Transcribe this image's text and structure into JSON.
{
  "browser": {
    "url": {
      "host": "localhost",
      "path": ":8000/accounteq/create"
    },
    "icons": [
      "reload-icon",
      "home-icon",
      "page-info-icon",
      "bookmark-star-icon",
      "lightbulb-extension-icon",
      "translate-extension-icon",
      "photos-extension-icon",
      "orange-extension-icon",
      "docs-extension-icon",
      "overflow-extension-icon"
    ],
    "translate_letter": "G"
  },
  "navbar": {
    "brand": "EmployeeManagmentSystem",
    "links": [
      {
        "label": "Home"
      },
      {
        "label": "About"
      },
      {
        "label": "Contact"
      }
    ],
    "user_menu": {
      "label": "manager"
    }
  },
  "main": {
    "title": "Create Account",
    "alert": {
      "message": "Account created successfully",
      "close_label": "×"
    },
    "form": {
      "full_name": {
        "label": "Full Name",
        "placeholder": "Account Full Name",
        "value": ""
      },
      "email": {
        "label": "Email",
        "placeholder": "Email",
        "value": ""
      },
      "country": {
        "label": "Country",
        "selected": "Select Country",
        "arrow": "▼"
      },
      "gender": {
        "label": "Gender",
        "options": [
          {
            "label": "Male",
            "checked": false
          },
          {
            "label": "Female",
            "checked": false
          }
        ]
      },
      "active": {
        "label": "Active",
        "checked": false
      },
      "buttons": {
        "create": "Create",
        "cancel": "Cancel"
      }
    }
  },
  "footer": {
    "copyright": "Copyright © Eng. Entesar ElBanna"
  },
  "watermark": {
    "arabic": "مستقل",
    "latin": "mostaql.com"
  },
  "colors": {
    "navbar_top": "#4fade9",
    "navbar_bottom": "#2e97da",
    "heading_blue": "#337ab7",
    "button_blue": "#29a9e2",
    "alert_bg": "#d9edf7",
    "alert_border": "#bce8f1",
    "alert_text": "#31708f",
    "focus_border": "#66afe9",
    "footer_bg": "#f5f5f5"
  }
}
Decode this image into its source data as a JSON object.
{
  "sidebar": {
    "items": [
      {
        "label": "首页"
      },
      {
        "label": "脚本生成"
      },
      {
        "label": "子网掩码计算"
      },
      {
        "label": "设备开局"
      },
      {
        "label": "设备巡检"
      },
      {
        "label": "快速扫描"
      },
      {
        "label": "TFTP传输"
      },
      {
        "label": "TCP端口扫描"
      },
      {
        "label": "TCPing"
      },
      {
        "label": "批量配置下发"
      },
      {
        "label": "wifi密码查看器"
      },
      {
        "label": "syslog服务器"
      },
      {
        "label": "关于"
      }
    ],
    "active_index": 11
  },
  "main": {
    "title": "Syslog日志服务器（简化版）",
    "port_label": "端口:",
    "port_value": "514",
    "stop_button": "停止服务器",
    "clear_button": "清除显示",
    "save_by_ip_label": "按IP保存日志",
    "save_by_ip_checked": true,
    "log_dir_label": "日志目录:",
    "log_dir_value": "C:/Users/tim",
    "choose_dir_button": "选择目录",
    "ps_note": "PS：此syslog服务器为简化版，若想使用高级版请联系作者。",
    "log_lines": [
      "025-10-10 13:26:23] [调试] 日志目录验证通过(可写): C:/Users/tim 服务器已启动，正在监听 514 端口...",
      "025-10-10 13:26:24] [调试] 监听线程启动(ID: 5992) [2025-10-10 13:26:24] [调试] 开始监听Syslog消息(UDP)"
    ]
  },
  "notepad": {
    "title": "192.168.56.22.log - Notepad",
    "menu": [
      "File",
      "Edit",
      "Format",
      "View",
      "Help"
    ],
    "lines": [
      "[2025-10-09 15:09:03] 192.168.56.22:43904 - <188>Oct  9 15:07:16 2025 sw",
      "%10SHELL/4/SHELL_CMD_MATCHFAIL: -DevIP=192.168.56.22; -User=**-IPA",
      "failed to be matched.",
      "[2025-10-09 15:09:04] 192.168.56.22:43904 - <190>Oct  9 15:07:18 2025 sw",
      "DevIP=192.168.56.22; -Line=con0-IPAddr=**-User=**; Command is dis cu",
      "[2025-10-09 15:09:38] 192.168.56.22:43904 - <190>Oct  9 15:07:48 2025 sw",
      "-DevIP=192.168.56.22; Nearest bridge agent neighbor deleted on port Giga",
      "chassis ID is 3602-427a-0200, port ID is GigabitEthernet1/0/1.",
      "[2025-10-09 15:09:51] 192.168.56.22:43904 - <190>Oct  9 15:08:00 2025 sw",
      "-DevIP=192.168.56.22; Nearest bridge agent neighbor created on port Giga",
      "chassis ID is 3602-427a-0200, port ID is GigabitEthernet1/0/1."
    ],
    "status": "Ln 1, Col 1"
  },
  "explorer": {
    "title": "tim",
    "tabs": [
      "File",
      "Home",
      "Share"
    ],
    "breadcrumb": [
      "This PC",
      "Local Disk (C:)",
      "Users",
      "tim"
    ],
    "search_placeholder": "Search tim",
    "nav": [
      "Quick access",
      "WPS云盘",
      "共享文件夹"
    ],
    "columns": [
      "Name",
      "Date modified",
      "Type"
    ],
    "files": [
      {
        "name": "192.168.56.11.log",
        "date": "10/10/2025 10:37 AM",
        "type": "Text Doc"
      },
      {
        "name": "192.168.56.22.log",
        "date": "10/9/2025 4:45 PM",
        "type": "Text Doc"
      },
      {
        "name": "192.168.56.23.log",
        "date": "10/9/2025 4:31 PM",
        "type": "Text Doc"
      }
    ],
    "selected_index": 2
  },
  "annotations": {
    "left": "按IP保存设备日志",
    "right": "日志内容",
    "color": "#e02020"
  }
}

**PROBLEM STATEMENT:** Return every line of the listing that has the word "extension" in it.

**PROBLEM SOLUTION:**
      "lightbulb-extension-icon",
      "translate-extension-icon",
      "photos-extension-icon",
      "orange-extension-icon",
      "docs-extension-icon",
      "overflow-extension-icon"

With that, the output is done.